[Saved entries]
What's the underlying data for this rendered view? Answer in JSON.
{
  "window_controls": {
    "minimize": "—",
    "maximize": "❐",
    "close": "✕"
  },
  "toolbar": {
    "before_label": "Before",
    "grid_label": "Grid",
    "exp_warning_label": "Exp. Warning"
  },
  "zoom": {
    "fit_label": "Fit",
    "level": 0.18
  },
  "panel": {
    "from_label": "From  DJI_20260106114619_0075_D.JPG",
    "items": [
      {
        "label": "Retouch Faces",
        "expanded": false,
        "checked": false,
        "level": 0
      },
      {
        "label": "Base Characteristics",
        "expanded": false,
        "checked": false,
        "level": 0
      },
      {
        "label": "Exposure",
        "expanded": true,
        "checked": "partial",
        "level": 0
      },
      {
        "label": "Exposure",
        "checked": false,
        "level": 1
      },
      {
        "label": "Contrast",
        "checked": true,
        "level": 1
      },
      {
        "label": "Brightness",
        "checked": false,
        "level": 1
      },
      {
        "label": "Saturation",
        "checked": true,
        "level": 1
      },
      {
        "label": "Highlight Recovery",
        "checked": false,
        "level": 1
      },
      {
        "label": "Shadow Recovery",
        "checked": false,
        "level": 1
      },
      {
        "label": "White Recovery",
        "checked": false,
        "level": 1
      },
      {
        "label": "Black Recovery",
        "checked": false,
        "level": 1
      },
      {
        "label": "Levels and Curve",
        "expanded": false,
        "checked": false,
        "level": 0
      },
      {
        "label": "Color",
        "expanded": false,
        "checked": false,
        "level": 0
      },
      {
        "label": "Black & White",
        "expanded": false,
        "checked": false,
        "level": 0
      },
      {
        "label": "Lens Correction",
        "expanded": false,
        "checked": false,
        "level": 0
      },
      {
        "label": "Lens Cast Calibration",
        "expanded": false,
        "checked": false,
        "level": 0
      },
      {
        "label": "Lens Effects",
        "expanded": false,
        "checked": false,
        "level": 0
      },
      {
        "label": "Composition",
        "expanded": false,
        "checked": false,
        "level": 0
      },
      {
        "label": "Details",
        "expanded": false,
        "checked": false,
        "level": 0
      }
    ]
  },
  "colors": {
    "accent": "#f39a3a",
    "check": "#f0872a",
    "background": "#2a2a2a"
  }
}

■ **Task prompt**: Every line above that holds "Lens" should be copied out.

■ **Your solution**:
        "label": "Lens Correction",
        "label": "Lens Cast Calibration",
        "label": "Lens Effects",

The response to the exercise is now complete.